Regional Reviews: San Francisco/North Bay
I think Nelson Pressley of the Washington Post describes Fool for Love as: "vintage Sam Shepard desperation-at-the-edge-of-the-desert look" with a "twisted cowboy romance." I could not have said it better.
Fool for Love is a surreal drama that is part fable, part romance, and part western. The plot centers on May (Sonia Balcazar), who has fled to a spare motel room in the Mojave Desert from a longtime romance with Eddie (Byron Haigh), a rodeo stuntman. Eddie has followed her, hoping to spirit her away to a plot of land in Wyoming. However, she is not interested in Wyoming since she now has a new boyfriend and a new life. She says, "I hate chickens! I hate horses ! I hate all that shit!." She knows that Eddie would eventually desert her, just as he did so many times before. She doesn't want him to leave the room because she still has the hots for him.
They are observed by an older man (Christopher Upham), seated on a porch chair who watches this amorous pas de deux while remaining just outside of it. We learn from the old man that May and Eddie were high school sweethearts, and some other secrets. Needless to say, this couple is bad for each other and they probably have fought this bout before in other cities and other motels. They will probably do it again in other motels.

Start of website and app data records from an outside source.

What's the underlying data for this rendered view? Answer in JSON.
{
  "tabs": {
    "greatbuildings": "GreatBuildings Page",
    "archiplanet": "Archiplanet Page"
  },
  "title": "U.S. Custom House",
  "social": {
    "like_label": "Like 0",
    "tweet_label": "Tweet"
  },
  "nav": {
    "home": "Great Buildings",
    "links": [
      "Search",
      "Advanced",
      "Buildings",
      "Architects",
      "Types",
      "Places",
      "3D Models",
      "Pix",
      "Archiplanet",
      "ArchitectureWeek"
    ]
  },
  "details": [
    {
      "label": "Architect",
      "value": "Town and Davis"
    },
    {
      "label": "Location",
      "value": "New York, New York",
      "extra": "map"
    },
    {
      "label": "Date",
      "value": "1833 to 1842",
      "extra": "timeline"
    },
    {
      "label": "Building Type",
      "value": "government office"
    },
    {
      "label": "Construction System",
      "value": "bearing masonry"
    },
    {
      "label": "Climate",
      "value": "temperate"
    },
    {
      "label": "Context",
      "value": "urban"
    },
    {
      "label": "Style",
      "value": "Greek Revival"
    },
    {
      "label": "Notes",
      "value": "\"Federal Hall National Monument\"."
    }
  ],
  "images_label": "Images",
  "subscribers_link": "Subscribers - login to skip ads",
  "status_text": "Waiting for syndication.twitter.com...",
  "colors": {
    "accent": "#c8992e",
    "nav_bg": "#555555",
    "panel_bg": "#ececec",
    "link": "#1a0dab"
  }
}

Byron Haigh gives an excellent performance as the machismo Eddie while Sonia Balcazar is wonderful in her role as May. They kiss and punch and slam each other against walls and doors throughout the hour. They most certainly give explosive performances. Christopher Upham is outstanding as the Old Man who comments periodically on the action. Rounding out the cast is Matt Crawford as the boyfriend Martin. He has little to do in this production but what he does is first rate.

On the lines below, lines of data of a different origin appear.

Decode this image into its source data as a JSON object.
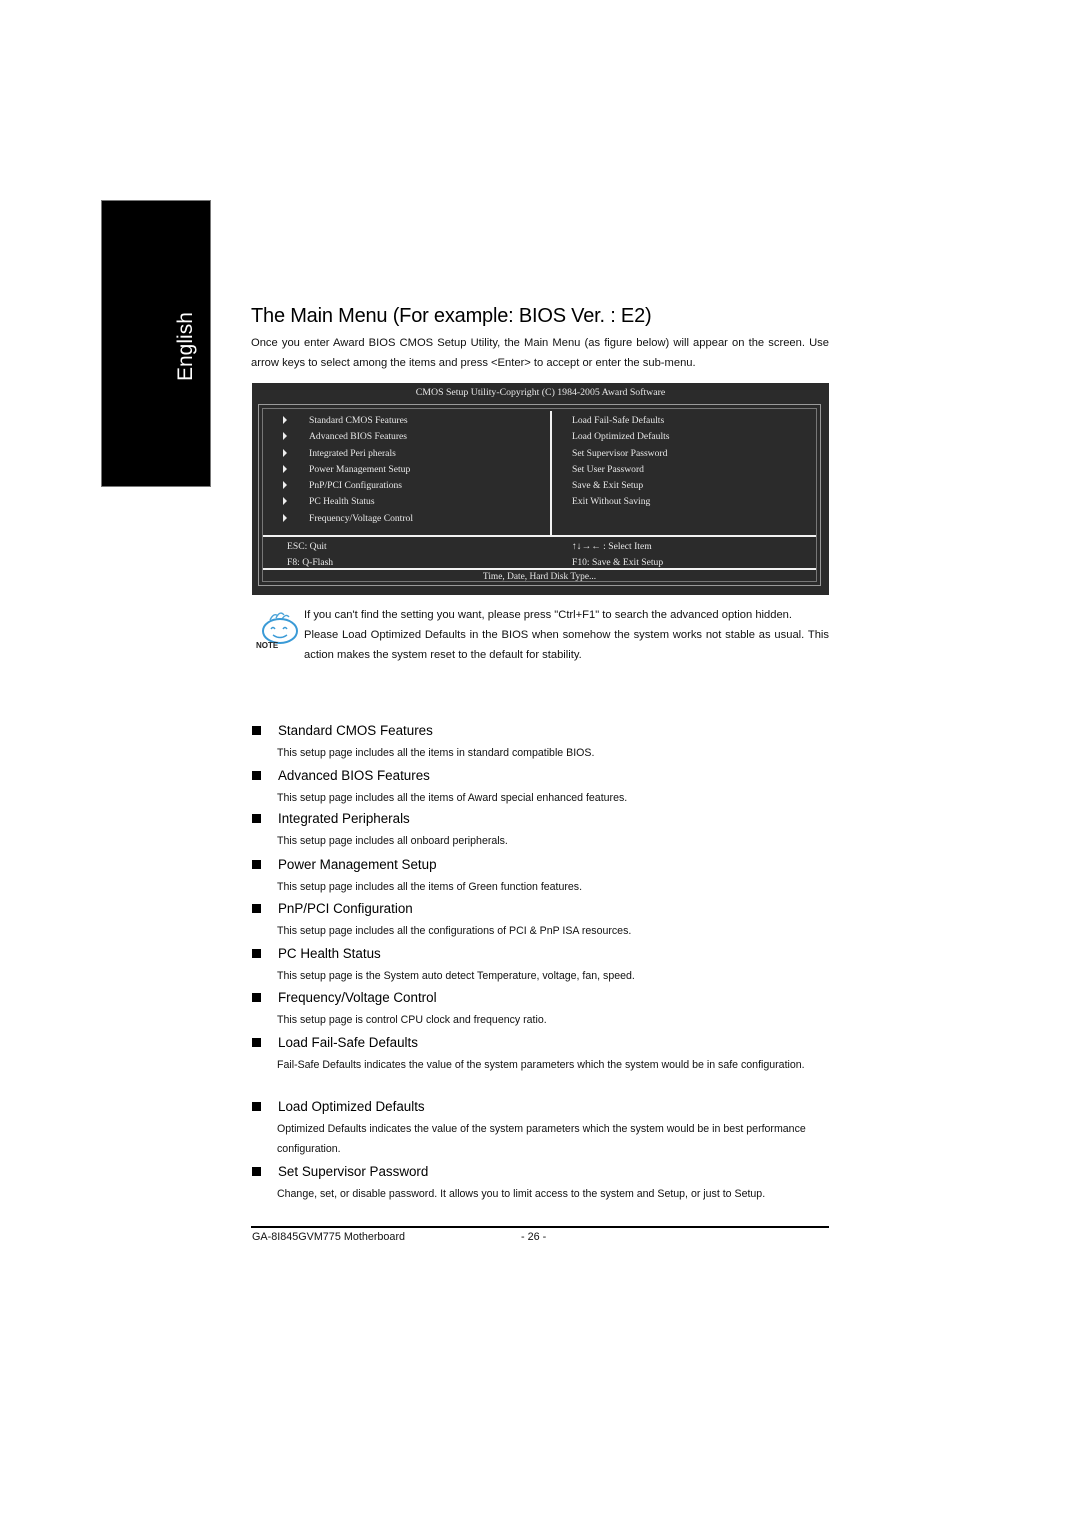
{
  "sidebar": {
    "language_tab": "English"
  },
  "page": {
    "title": "The Main Menu (For example: BIOS Ver. : E2)",
    "intro": "Once you enter Award BIOS CMOS Setup Utility, the Main Menu (as figure below) will appear on the screen. Use arrow keys to select among the items and press <Enter> to accept or enter the sub-menu."
  },
  "bios": {
    "title": "CMOS Setup Utility-Copyright (C) 1984-2005 Award Software",
    "left_items": [
      "Standard CMOS Features",
      "Advanced BIOS Features",
      "Integrated Peri pherals",
      "Power Management Setup",
      "PnP/PCI Configurations",
      "PC Health Status",
      "Frequency/Voltage Control"
    ],
    "right_items": [
      "Load Fail-Safe Defaults",
      "Load Optimized Defaults",
      "Set Supervisor Password",
      "Set User Password",
      "Save & Exit Setup",
      "Exit Without Saving"
    ],
    "help_left": [
      "ESC: Quit",
      "F8: Q-Flash"
    ],
    "help_right": [
      "↑↓→← : Select Item",
      "F10: Save & Exit Setup"
    ],
    "status": "Time, Date, Hard Disk Type..."
  },
  "note": {
    "icon_label": "NOTE",
    "lines": [
      "If you can't find the setting you want, please press \"Ctrl+F1\" to search the advanced option hidden.",
      "Please Load Optimized Defaults in the BIOS when somehow the system works not stable as usual. This action makes the system reset to the default for stability."
    ]
  },
  "sections": [
    {
      "heading": "Standard CMOS Features",
      "description": "This setup page includes all the items in standard compatible BIOS."
    },
    {
      "heading": "Advanced BIOS Features",
      "description": "This setup page includes all the items of Award special enhanced features."
    },
    {
      "heading": "Integrated Peripherals",
      "description": "This setup page includes all onboard peripherals."
    },
    {
      "heading": "Power Management Setup",
      "description": "This setup page includes all the items of Green function features."
    },
    {
      "heading": "PnP/PCI Configuration",
      "description": "This setup page includes all the configurations of PCI & PnP ISA resources."
    },
    {
      "heading": "PC Health Status",
      "description": "This setup page is the System auto detect Temperature, voltage, fan, speed."
    },
    {
      "heading": "Frequency/Voltage Control",
      "description": "This setup page is control CPU clock and frequency ratio."
    },
    {
      "heading": "Load Fail-Safe Defaults",
      "description": "Fail-Safe Defaults indicates the value of the system parameters which the system would be in safe configuration."
    },
    {
      "heading": "Load Optimized Defaults",
      "description": "Optimized Defaults indicates the value of the system parameters which the system would be in best performance configuration."
    },
    {
      "heading": "Set Supervisor Password",
      "description": "Change, set, or disable password. It allows you to limit access to the system and Setup, or just to Setup."
    }
  ],
  "footer": {
    "model": "GA-8I845GVM775 Motherboard",
    "page_number": "- 26 -"
  }
}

The stage directions specify that the play be performed "relentlessly, without a break" and Haigh and Balcazar hit all the right marks, thanks to director Matt Shelton.

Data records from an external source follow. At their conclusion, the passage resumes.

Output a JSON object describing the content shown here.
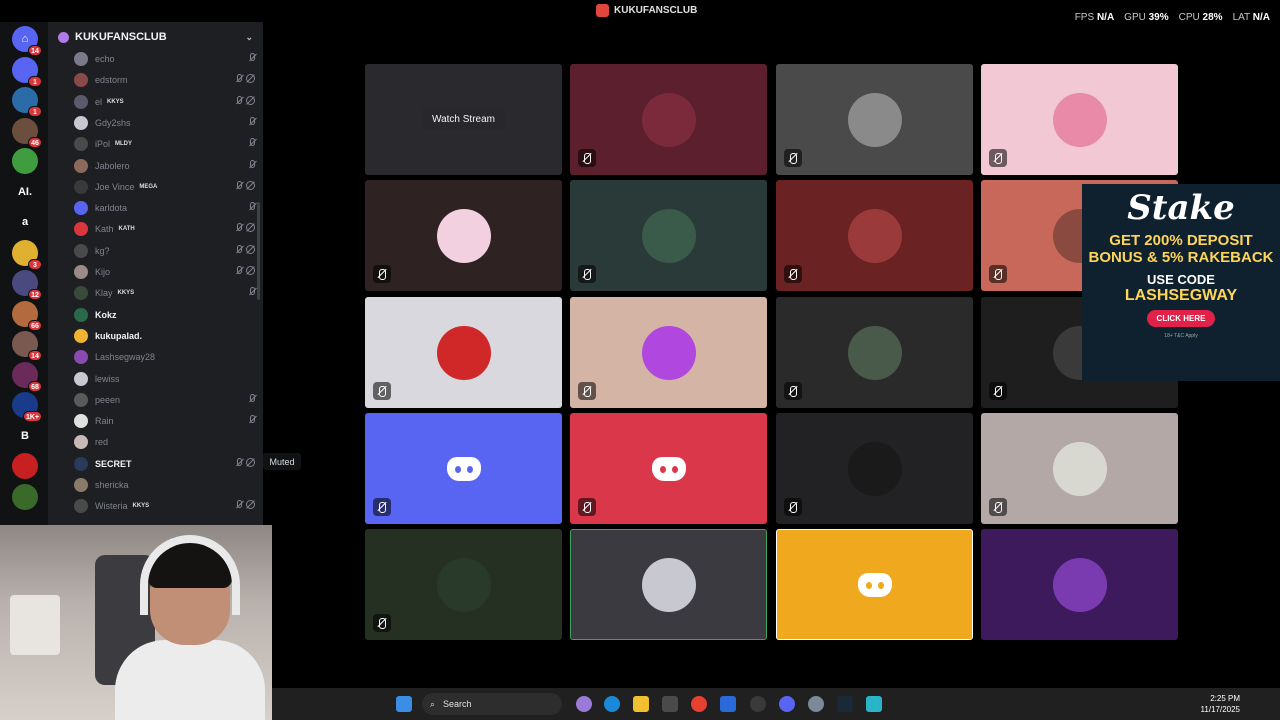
{
  "window": {
    "title": "KUKUFANSCLUB"
  },
  "stats": [
    {
      "label": "FPS",
      "value": "N/A"
    },
    {
      "label": "GPU",
      "value": "39%"
    },
    {
      "label": "CPU",
      "value": "28%"
    },
    {
      "label": "LAT",
      "value": "N/A"
    }
  ],
  "servers": [
    {
      "name": "discord-home",
      "badge": "14",
      "color": "#5865f2",
      "glyph": "⌂"
    },
    {
      "name": "server-2",
      "badge": "1",
      "color": "#5865f2",
      "glyph": ""
    },
    {
      "name": "server-3",
      "badge": "1",
      "color": "#2b6ca8",
      "glyph": ""
    },
    {
      "name": "server-4",
      "badge": "46",
      "color": "#6c4e3e",
      "glyph": ""
    },
    {
      "name": "server-5",
      "badge": "",
      "color": "#3f9d3f",
      "glyph": ""
    },
    {
      "name": "server-ai",
      "badge": "",
      "color": "#111214",
      "glyph": "AI."
    },
    {
      "name": "server-a",
      "badge": "",
      "color": "#111214",
      "glyph": "a"
    },
    {
      "name": "server-8",
      "badge": "3",
      "color": "#e0b030",
      "glyph": ""
    },
    {
      "name": "server-9",
      "badge": "12",
      "color": "#4a4a80",
      "glyph": ""
    },
    {
      "name": "server-10",
      "badge": "66",
      "color": "#b26a3e",
      "glyph": ""
    },
    {
      "name": "server-11",
      "badge": "14",
      "color": "#7a5a50",
      "glyph": ""
    },
    {
      "name": "server-12",
      "badge": "68",
      "color": "#6a2a5a",
      "glyph": ""
    },
    {
      "name": "server-13",
      "badge": "1K+",
      "color": "#1a3a8a",
      "glyph": ""
    },
    {
      "name": "server-b",
      "badge": "",
      "color": "#111214",
      "glyph": "B"
    },
    {
      "name": "server-15",
      "badge": "",
      "color": "#c82020",
      "glyph": ""
    },
    {
      "name": "server-16",
      "badge": "",
      "color": "#3a6a2a",
      "glyph": ""
    }
  ],
  "sidebar": {
    "server_name": "KUKUFANSCLUB"
  },
  "members": [
    {
      "name": "echo",
      "tag": "",
      "bright": false,
      "color": "#7a7a8a",
      "icons": 1
    },
    {
      "name": "edstorm",
      "tag": "",
      "bright": false,
      "color": "#8a4a4a",
      "icons": 2
    },
    {
      "name": "el",
      "tag": "KKYS",
      "bright": false,
      "color": "#5a5a6a",
      "icons": 2
    },
    {
      "name": "Gdy2shs",
      "tag": "",
      "bright": false,
      "color": "#c8c8d0",
      "icons": 1
    },
    {
      "name": "iPol",
      "tag": "MLDY",
      "bright": false,
      "color": "#4a4a4a",
      "icons": 1
    },
    {
      "name": "Jabolero",
      "tag": "",
      "bright": false,
      "color": "#8a6a5a",
      "icons": 1
    },
    {
      "name": "Joe Vince",
      "tag": "MEGA",
      "bright": false,
      "color": "#3a3a3a",
      "icons": 2
    },
    {
      "name": "karldota",
      "tag": "",
      "bright": false,
      "color": "#5865f2",
      "icons": 1
    },
    {
      "name": "Kath",
      "tag": "KATH",
      "bright": false,
      "color": "#da373c",
      "icons": 2
    },
    {
      "name": "kg?",
      "tag": "",
      "bright": false,
      "color": "#4a4a4a",
      "icons": 2
    },
    {
      "name": "Kijo",
      "tag": "",
      "bright": false,
      "color": "#9a8a8a",
      "icons": 2
    },
    {
      "name": "Klay",
      "tag": "KKYS",
      "bright": false,
      "color": "#3a4a3a",
      "icons": 1
    },
    {
      "name": "Kokz",
      "tag": "",
      "bright": true,
      "color": "#2a6a4a",
      "icons": 0
    },
    {
      "name": "kukupalad.",
      "tag": "",
      "bright": true,
      "color": "#f0b232",
      "icons": 0
    },
    {
      "name": "Lashsegway28",
      "tag": "",
      "bright": false,
      "color": "#8a4ab0",
      "icons": 0
    },
    {
      "name": "lewiss",
      "tag": "",
      "bright": false,
      "color": "#c8c8d0",
      "icons": 0
    },
    {
      "name": "peeen",
      "tag": "",
      "bright": false,
      "color": "#5a5a5a",
      "icons": 1
    },
    {
      "name": "Rain",
      "tag": "",
      "bright": false,
      "color": "#e0e0e0",
      "icons": 1
    },
    {
      "name": "red",
      "tag": "",
      "bright": false,
      "color": "#c8b8b8",
      "icons": 0
    },
    {
      "name": "SECRET",
      "tag": "",
      "bright": true,
      "color": "#2a3a5a",
      "icons": 2
    },
    {
      "name": "shericka",
      "tag": "",
      "bright": false,
      "color": "#8a7a6a",
      "icons": 0
    },
    {
      "name": "Wisteria",
      "tag": "KKYS",
      "bright": false,
      "color": "#4a4a4a",
      "icons": 2
    }
  ],
  "tooltip": "Muted",
  "watch_stream_label": "Watch Stream",
  "tiles": [
    {
      "bg": "#2a2a2e",
      "kind": "stream",
      "muted": false,
      "avatar": ""
    },
    {
      "bg": "#5c1f2e",
      "kind": "avatar",
      "muted": true,
      "avatar": "#7a2a3a"
    },
    {
      "bg": "#4a4a4a",
      "kind": "avatar",
      "muted": true,
      "avatar": "#8a8a8a"
    },
    {
      "bg": "#f2c8d4",
      "kind": "avatar",
      "muted": true,
      "avatar": "#e88aa8"
    },
    {
      "bg": "#2e2222",
      "kind": "avatar",
      "muted": true,
      "avatar": "#f2d0e0"
    },
    {
      "bg": "#2a3a38",
      "kind": "avatar",
      "muted": true,
      "avatar": "#3a5a4a"
    },
    {
      "bg": "#6a2222",
      "kind": "avatar",
      "muted": true,
      "avatar": "#9a3a3a"
    },
    {
      "bg": "#c8685a",
      "kind": "avatar",
      "muted": true,
      "avatar": "#8a4a40"
    },
    {
      "bg": "#d8d8de",
      "kind": "avatar",
      "muted": true,
      "avatar": "#d02828"
    },
    {
      "bg": "#d4b4a4",
      "kind": "avatar",
      "muted": true,
      "avatar": "#b048e0"
    },
    {
      "bg": "#2a2a2a",
      "kind": "avatar",
      "muted": true,
      "avatar": "#4a5a4a"
    },
    {
      "bg": "#1e1e1e",
      "kind": "avatar",
      "muted": true,
      "avatar": "#3a3a3a"
    },
    {
      "bg": "#5865f2",
      "kind": "discord",
      "muted": true,
      "avatar": ""
    },
    {
      "bg": "#da374a",
      "kind": "discord",
      "muted": true,
      "avatar": ""
    },
    {
      "bg": "#222224",
      "kind": "avatar",
      "muted": true,
      "avatar": "#1a1a1a"
    },
    {
      "bg": "#b4a8a6",
      "kind": "avatar",
      "muted": true,
      "avatar": "#d8d8d0"
    },
    {
      "bg": "#263022",
      "kind": "avatar",
      "muted": true,
      "avatar": "#2a3a2a"
    },
    {
      "bg": "#3a3a40",
      "kind": "avatar",
      "muted": false,
      "avatar": "#c8c8d0"
    },
    {
      "bg": "#f0a81e",
      "kind": "discord",
      "muted": false,
      "avatar": ""
    },
    {
      "bg": "#3c1a5c",
      "kind": "avatar",
      "muted": false,
      "avatar": "#7a3ab0"
    }
  ],
  "ad": {
    "brand": "Stake",
    "line1": "GET 200% DEPOSIT BONUS & 5% RAKEBACK",
    "line2": "USE CODE",
    "code": "LASHSEGWAY",
    "cta": "CLICK HERE",
    "fine": "18+ T&C Apply"
  },
  "taskbar": {
    "search_label": "Search",
    "time": "2:25 PM",
    "date": "11/17/2025"
  }
}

Fool for Love plays through March 26th, 2016, at the Shelton Theater, 533 Sutter Street, San Francisco. For tickets go to www.sheltontheater.org.